Sherman is first. But what's that worth?
It finally happened. Democratic Rep. Brad Sherman of California on Wednesday filed the first article of impeachment against President Trump. And no, it probably won’t go anywhere. But the first resolutions calling for the impeachment of Richard Nixon and Bill Clinton didn’t yield results either. In fact, they focused on entirely different alleged wrongdoings.
In July 1973, Rep. Robert Drinan, a Democrat from Massachusetts, called for Nixon’s impeachment—not for Watergate, but for issues surrounding the war in Vietnam. While Drinan was lonely, drawing no cosponsors, legions of Democratic members soon introduced their own resolutions pertaining to the Watergate revelations. Nixon resigned before the vote could take place.
In the 105th Congress, Republican Rep. Bob Barr of Georgia filed the first call for Clinton’s removal at the end of 1997—weeks before the Monica Lewinsky scandal broke. He cited more general evidence that Clinton “has engaged in a systemic effort to obstruct, undermine, and compromise the legitimate and proper functions and processes of the executive branch.” Thirty-one members agreed enough to cosponsor. Barr would later serve as an impeachment manager in Clinton’s Senate trial—probably something that Sherman shouldn’t plan on in a Republican Congress.
For Kasowitz, Trump a blessing and a curse

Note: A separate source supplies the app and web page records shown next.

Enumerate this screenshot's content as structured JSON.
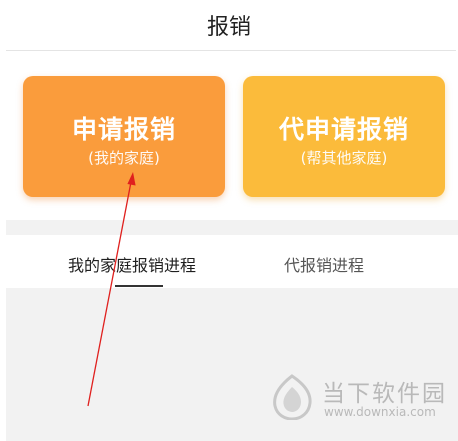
{
  "header": {
    "title": "报销"
  },
  "cards": [
    {
      "title": "申请报销",
      "subtitle": "(我的家庭)"
    },
    {
      "title": "代申请报销",
      "subtitle": "(帮其他家庭)"
    }
  ],
  "tabs": [
    {
      "label": "我的家庭报销进程",
      "selected": true
    },
    {
      "label": "代报销进程",
      "selected": false
    }
  ],
  "watermark": {
    "name": "当下软件园",
    "url": "www.downxia.com"
  },
  "colors": {
    "card_self": "#fa9c3c",
    "card_other": "#fbbb3b",
    "annotation_arrow": "#e0201e",
    "page_background": "#f2f2f2"
  }
}
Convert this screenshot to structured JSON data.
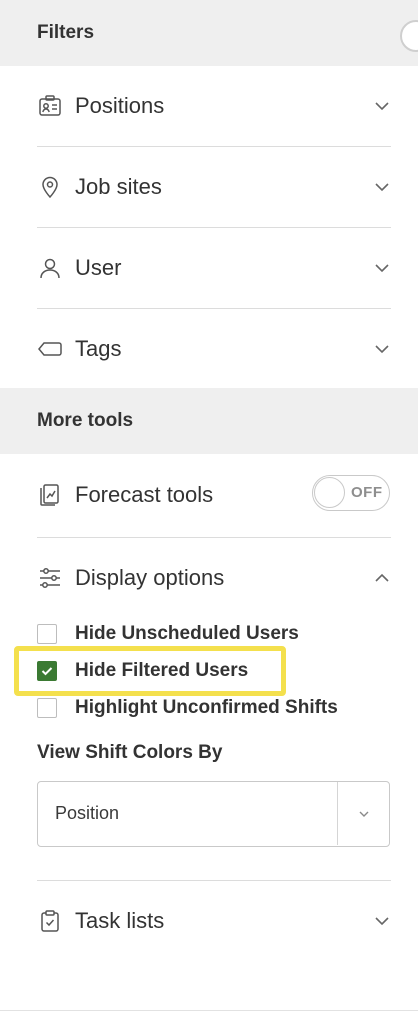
{
  "filters": {
    "header": "Filters",
    "items": [
      {
        "label": "Positions",
        "icon": "badge-icon"
      },
      {
        "label": "Job sites",
        "icon": "map-pin-icon"
      },
      {
        "label": "User",
        "icon": "user-icon"
      },
      {
        "label": "Tags",
        "icon": "tag-icon"
      }
    ]
  },
  "more_tools": {
    "header": "More tools",
    "forecast": {
      "label": "Forecast tools",
      "toggle_text": "OFF",
      "toggle_on": false
    },
    "display": {
      "label": "Display options",
      "checkboxes": [
        {
          "label": "Hide Unscheduled Users",
          "checked": false
        },
        {
          "label": "Hide Filtered Users",
          "checked": true
        },
        {
          "label": "Highlight Unconfirmed Shifts",
          "checked": false
        }
      ],
      "view_by_label": "View Shift Colors By",
      "view_by_value": "Position"
    },
    "task_lists": {
      "label": "Task lists"
    }
  },
  "colors": {
    "checkbox_checked": "#3b7a33",
    "highlight": "#f4e04d",
    "header_bg": "#efefef"
  }
}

Representing the president is undoubtedly a badge of honor. But as President Trump’s attorney Marc Kasowitz is learning, it can also be an albatross. Given his new notoriety, ProPublica did some reporting on Kasowitz, learning that his ongoing drinking may hinder his ability to get a security clearance.
And now, his firm’s opponents in court are bringing up Kasowitz’s most famous client. As first flagged by The National Law Journal, a South Florida business formerly represented by Kasowitz Benson Torres is suing the firm for malpractice, fraud, and misconduct.
The complaint refers to Kasowitz Benson Torres as a “headline-grabbing New York–based law firm” that didn’t deliver “legal services commensurate with a law firm that represents the President of the United States.”
Later, the plaintiffs refer to Kasowitz, who “has received recent notoriety as the leader of President Donald Trump’s outside legal team. Based on the biographical information for Mr. Kasowitz on the firm’s website, any prospective client would expect to get the type of top-flight representation that one would expect from the President’s law firm.”
The complaint also notes that partners in Kasowitz’s firm bill up to $1,250 per hour.